#### Data supplied

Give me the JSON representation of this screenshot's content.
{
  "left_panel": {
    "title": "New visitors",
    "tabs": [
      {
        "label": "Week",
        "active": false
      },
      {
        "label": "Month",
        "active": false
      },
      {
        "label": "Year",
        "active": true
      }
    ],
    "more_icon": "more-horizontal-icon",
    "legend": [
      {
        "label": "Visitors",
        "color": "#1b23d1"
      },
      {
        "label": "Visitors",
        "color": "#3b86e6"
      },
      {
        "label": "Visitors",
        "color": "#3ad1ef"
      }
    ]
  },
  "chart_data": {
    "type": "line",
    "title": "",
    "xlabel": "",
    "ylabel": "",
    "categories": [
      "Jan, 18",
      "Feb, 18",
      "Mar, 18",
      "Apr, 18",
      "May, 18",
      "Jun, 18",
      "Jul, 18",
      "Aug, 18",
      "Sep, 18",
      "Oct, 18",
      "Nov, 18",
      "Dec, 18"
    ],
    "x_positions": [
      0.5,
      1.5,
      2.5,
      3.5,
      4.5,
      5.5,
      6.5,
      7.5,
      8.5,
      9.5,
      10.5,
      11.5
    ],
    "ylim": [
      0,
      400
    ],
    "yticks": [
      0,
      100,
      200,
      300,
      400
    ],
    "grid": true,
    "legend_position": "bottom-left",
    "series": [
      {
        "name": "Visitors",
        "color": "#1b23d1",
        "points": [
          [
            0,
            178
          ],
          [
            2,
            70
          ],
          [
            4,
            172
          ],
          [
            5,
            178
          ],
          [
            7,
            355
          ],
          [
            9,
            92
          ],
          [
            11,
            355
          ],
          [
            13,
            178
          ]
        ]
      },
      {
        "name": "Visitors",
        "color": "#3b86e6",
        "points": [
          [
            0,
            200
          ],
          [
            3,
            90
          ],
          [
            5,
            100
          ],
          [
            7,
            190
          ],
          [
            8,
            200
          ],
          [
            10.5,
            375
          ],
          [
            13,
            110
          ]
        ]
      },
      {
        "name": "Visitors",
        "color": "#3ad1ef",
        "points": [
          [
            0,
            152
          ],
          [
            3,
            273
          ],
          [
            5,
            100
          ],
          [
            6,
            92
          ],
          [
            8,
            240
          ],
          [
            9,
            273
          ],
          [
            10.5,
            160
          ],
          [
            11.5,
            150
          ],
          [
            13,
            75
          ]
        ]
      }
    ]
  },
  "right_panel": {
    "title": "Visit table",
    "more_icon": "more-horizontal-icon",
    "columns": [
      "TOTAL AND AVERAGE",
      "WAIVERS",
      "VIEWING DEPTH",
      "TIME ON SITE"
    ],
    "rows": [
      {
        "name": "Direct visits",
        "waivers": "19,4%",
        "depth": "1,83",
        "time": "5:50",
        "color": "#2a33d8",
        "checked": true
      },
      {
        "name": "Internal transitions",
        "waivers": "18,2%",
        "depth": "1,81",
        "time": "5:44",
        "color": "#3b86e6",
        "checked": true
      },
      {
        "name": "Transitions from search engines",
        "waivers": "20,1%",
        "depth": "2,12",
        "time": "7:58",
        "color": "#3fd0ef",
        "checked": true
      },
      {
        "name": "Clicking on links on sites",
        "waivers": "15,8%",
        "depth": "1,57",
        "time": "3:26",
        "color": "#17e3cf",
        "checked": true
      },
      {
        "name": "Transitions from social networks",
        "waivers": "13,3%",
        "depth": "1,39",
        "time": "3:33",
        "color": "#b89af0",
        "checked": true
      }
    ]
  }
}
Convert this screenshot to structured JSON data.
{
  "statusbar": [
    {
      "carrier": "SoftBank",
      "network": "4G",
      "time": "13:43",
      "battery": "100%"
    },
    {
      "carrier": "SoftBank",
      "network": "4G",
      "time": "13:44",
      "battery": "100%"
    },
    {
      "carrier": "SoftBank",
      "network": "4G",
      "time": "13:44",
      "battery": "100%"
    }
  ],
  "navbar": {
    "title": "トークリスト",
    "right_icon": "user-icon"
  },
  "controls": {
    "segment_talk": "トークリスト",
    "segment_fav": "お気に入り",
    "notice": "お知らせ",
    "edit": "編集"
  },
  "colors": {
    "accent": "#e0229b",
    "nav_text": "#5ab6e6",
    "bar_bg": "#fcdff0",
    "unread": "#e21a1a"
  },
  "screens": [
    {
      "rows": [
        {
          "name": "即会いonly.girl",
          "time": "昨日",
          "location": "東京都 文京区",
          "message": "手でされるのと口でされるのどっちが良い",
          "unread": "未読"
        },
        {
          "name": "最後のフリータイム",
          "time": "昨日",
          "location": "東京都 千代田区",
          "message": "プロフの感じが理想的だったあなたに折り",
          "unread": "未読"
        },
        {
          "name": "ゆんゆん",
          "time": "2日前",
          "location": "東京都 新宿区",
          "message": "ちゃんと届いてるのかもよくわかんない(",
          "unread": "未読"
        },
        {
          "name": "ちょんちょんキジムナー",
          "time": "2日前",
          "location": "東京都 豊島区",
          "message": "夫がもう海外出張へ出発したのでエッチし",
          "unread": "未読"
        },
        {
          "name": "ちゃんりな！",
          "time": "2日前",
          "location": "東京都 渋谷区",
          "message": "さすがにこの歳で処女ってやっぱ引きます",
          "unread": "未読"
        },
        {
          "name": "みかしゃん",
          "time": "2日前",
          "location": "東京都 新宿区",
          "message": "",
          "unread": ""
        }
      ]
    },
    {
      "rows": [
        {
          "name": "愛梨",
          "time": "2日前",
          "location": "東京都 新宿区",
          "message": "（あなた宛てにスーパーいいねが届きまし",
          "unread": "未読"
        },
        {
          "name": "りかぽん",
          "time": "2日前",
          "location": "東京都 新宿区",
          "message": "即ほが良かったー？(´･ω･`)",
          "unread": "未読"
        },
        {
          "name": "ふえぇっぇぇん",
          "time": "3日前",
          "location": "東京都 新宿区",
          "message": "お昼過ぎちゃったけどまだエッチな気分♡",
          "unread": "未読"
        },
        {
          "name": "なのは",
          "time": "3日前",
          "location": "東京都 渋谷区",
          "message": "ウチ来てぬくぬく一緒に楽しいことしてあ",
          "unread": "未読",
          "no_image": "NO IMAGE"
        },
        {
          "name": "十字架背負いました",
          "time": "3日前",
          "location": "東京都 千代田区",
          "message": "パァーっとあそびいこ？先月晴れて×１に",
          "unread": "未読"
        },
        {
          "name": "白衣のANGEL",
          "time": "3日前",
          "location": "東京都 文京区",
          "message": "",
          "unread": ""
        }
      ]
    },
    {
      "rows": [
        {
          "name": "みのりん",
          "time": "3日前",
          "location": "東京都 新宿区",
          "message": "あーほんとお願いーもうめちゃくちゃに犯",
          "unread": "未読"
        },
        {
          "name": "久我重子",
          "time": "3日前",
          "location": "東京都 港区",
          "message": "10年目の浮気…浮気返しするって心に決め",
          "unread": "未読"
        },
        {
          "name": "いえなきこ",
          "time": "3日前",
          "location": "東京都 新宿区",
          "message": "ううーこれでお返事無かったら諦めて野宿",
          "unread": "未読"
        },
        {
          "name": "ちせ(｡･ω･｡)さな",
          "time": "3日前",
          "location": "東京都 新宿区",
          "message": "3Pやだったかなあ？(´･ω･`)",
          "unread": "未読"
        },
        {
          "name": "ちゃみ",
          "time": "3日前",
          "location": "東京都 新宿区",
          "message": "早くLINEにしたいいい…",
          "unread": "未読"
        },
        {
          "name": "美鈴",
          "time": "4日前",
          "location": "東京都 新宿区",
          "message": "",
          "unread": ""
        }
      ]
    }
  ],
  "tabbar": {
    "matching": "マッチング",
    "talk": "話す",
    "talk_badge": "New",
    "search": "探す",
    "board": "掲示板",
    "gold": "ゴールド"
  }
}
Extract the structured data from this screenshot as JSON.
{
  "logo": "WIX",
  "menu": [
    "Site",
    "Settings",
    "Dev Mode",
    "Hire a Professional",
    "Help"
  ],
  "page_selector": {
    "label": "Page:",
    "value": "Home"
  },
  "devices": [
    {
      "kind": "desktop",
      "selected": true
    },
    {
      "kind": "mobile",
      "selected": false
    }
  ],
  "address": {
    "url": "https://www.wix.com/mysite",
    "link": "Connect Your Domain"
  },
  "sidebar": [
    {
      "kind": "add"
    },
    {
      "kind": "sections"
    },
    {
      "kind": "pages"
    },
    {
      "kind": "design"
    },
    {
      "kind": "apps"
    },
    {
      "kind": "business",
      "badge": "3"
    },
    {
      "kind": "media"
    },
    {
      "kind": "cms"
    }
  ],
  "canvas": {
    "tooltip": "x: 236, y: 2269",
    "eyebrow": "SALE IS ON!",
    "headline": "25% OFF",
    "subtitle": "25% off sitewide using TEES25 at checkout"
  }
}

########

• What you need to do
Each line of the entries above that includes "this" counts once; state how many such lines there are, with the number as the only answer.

• Exercise result
3